Update: Russian Pantsyr-1 air defense missile in Syria
To ambush the Turkish Air Force F-4 Super Phantom Friday, June 22, over Latakia Syria used Russian-made self-propelled medium range anti-air Pantsyr-1 missiles recently supplied by Moscow (not as first reported anti-air Buk-M2 missiles). This weapon can down aircraft flying at altitudes up to 12 kilometers and cruise missiles. The unit responsible for the ambush was the 73rd brigade of the Syrian army’s 26th Air Defense Division.
The facts surrounding the Turkish F-4 Super Phantom shot down by Syria changed very quickly on Friday, June 22, 2012. The Syrian apology that was widely reported was false. The incursion of the Turkish jet into Syrian airspace was not immediately reported and the fate of the two pilots is not known although initial reports stated that both were alive.
The following information has not put this incident in an entirely new light. Previous articles have outlined the Russian strategy at the Syrian port of Tartus. This attack was at Latakia where Russia is constructing another military port as detailed on March 10, 2012:
Since 2009 Russian workers have been constructing a dock at Latakia where only a mooring facility previously existed. It seems the port is being enlarged to take heavy surface units as well. Both ports could presumably service submarines. If Russia installed coastal, anti-ship, and state-of-the-art S-300 anti-aircraft missiles at the two ports, they could prove well nigh impregnable.
But if the Assad regime collapses, a new, vengeful Syrian government would likely kick the Russian navy out of Tartus and Latakia. To avoid such a humiliation, Putin seems prepared to connive at the continuing mass murder of the Syrian people. For Russia warm water ports are apparently everything.”
Three months later, Putin has drawn the line clearly in the sand: Russian technology and advisers are firmly in place in both Tartus and Latakia. Their Buk-M2 anti-air missiles under the operation of Russian instructors made a point yesterday that this advanced technology is in place and will be used. Why was the Turkish plane in Syrian airspace? Their mission was to do reconnaissance for NATO to evaluate the Russian progress at Latakia. Mission accomplished. Putin used Syria to put Obama in check and the West will see the consequences of a failed US foreign policy under the auspices of Obama and Hillary Clinton. Here is the assessment by CBS News on Obama’s reaction to this event as listed on top by a Google search:
A Black Swan event can never be predicted beforehand. Another tenet concerning a Black Swan is that after it has occurred, everyone says that they knew it was coming (disregarding natural catastrophes). Will this be the event that triggers a world war? The odds are increasing as more “facts” are released and the president is more concerned with cleansing the news rather than addressing reality.
To ambush the Turkish Air Force F-4 Super Phantom Friday June 22, over Latakia, Syria used Russian-made self-propelled medium range anti-air Buk-M2 missiles (NATO codenamed SA-11) recently supplied by Moscow.

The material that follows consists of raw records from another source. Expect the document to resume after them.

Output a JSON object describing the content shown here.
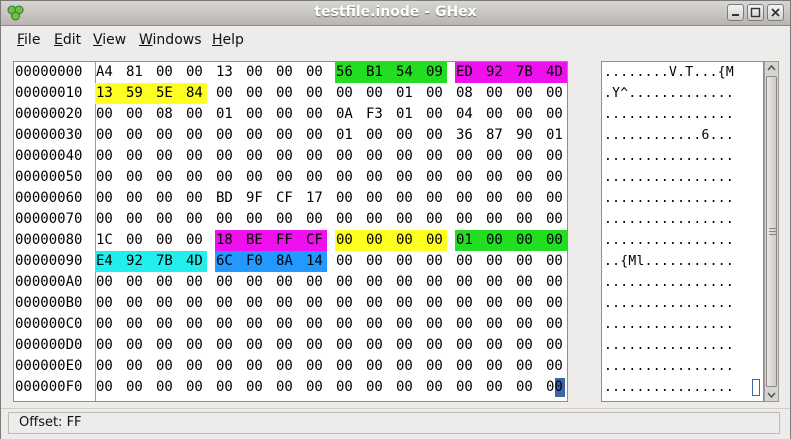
{
  "window": {
    "title": "testfile.inode - GHex"
  },
  "menubar": {
    "items": [
      {
        "label": "File"
      },
      {
        "label": "Edit"
      },
      {
        "label": "View"
      },
      {
        "label": "Windows"
      },
      {
        "label": "Help"
      }
    ]
  },
  "hex": {
    "offsets": [
      "00000000",
      "00000010",
      "00000020",
      "00000030",
      "00000040",
      "00000050",
      "00000060",
      "00000070",
      "00000080",
      "00000090",
      "000000A0",
      "000000B0",
      "000000C0",
      "000000D0",
      "000000E0",
      "000000F0"
    ],
    "rows": [
      [
        "A4",
        "81",
        "00",
        "00",
        "13",
        "00",
        "00",
        "00",
        "56",
        "B1",
        "54",
        "09",
        "ED",
        "92",
        "7B",
        "4D"
      ],
      [
        "13",
        "59",
        "5E",
        "84",
        "00",
        "00",
        "00",
        "00",
        "00",
        "00",
        "01",
        "00",
        "08",
        "00",
        "00",
        "00"
      ],
      [
        "00",
        "00",
        "08",
        "00",
        "01",
        "00",
        "00",
        "00",
        "0A",
        "F3",
        "01",
        "00",
        "04",
        "00",
        "00",
        "00"
      ],
      [
        "00",
        "00",
        "00",
        "00",
        "00",
        "00",
        "00",
        "00",
        "01",
        "00",
        "00",
        "00",
        "36",
        "87",
        "90",
        "01"
      ],
      [
        "00",
        "00",
        "00",
        "00",
        "00",
        "00",
        "00",
        "00",
        "00",
        "00",
        "00",
        "00",
        "00",
        "00",
        "00",
        "00"
      ],
      [
        "00",
        "00",
        "00",
        "00",
        "00",
        "00",
        "00",
        "00",
        "00",
        "00",
        "00",
        "00",
        "00",
        "00",
        "00",
        "00"
      ],
      [
        "00",
        "00",
        "00",
        "00",
        "BD",
        "9F",
        "CF",
        "17",
        "00",
        "00",
        "00",
        "00",
        "00",
        "00",
        "00",
        "00"
      ],
      [
        "00",
        "00",
        "00",
        "00",
        "00",
        "00",
        "00",
        "00",
        "00",
        "00",
        "00",
        "00",
        "00",
        "00",
        "00",
        "00"
      ],
      [
        "1C",
        "00",
        "00",
        "00",
        "18",
        "BE",
        "FF",
        "CF",
        "00",
        "00",
        "00",
        "00",
        "01",
        "00",
        "00",
        "00"
      ],
      [
        "E4",
        "92",
        "7B",
        "4D",
        "6C",
        "F0",
        "8A",
        "14",
        "00",
        "00",
        "00",
        "00",
        "00",
        "00",
        "00",
        "00"
      ],
      [
        "00",
        "00",
        "00",
        "00",
        "00",
        "00",
        "00",
        "00",
        "00",
        "00",
        "00",
        "00",
        "00",
        "00",
        "00",
        "00"
      ],
      [
        "00",
        "00",
        "00",
        "00",
        "00",
        "00",
        "00",
        "00",
        "00",
        "00",
        "00",
        "00",
        "00",
        "00",
        "00",
        "00"
      ],
      [
        "00",
        "00",
        "00",
        "00",
        "00",
        "00",
        "00",
        "00",
        "00",
        "00",
        "00",
        "00",
        "00",
        "00",
        "00",
        "00"
      ],
      [
        "00",
        "00",
        "00",
        "00",
        "00",
        "00",
        "00",
        "00",
        "00",
        "00",
        "00",
        "00",
        "00",
        "00",
        "00",
        "00"
      ],
      [
        "00",
        "00",
        "00",
        "00",
        "00",
        "00",
        "00",
        "00",
        "00",
        "00",
        "00",
        "00",
        "00",
        "00",
        "00",
        "00"
      ],
      [
        "00",
        "00",
        "00",
        "00",
        "00",
        "00",
        "00",
        "00",
        "00",
        "00",
        "00",
        "00",
        "00",
        "00",
        "00",
        "00"
      ]
    ],
    "highlights": [
      {
        "row": 0,
        "start": 8,
        "end": 11,
        "color": "#22dd22"
      },
      {
        "row": 0,
        "start": 12,
        "end": 15,
        "color": "#ee11ee"
      },
      {
        "row": 1,
        "start": 0,
        "end": 3,
        "color": "#ffff22"
      },
      {
        "row": 8,
        "start": 4,
        "end": 7,
        "color": "#ee11ee"
      },
      {
        "row": 8,
        "start": 8,
        "end": 11,
        "color": "#ffff22"
      },
      {
        "row": 8,
        "start": 12,
        "end": 15,
        "color": "#22dd22"
      },
      {
        "row": 9,
        "start": 0,
        "end": 3,
        "color": "#22eeee"
      },
      {
        "row": 9,
        "start": 4,
        "end": 7,
        "color": "#2299ff"
      }
    ],
    "cursor": {
      "row": 15,
      "col": 15,
      "color": "#3b66a8"
    }
  },
  "ascii": {
    "rows": [
      "........V.T...{M",
      ".Y^.............",
      "................",
      "............6...",
      "................",
      "................",
      "................",
      "................",
      "................",
      "..{Ml...........",
      "................",
      "................",
      "................",
      "................",
      "................",
      "................"
    ]
  },
  "statusbar": {
    "offset_text": "Offset: FF"
  }
}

The SA-11 can down aircraft flying at altitudes up to 14 kilometers and Mach 3 speed.
Since the sophisticated weapons were delivered to the Assad regime in recent weeks, it must be assumed that local missile crews had not finished training in their use and would have had to rely on help from their Russian instructors to fire one.
This would be the first instance in the 15-month Syrian uprising of an advanced Russian-supplied weapon hitting the military target of a NATO member. Hence the comment from Washington by US State Department spokesperson Victoria Nuland who said: “We’ve seen the reports… We have obviously been in contact with our Turkish ally…. To my knowledge, they haven’t raised this at NATO at this point.”
Ankara has repeatedly threatened to ask NATO to invoke the pact’s article 5 obligating members to come to the aid of a fellow member coming under attack. In this case, however, the Turkish Prime Minister Tayyip Erdogan’s rhetoric was relatively restrained. He vowed to “determinedly take necessary steps” in response “once the incident is fully clarified,” leaving Ankara’s response deliberately vague.
President Abdullah Gul spoke out more strongly: “It is impossible to ignore our fighter jet being shot down by Syria,” he said after Damascus admitted to shooting down the plane, claiming its air defenses acted according to standard procedure before realizing it was a Turkish air force jet. Both are searching for the two missing pilots.
Turkey promised on Saturday to do “whatever necessary” in response to Syria’s shooting-down of a Turkish fighter, but did not immediately contest an assertion by Damascus that the jet had been in its airspace at the time.
The downing of the aircraft, at a point close to the sea borders of both countries, provided a demonstration of Syria’s formidable Russian-supplied air defenses; one of the many reasons for Western qualms about any military intervention to halt bloodshed in the country.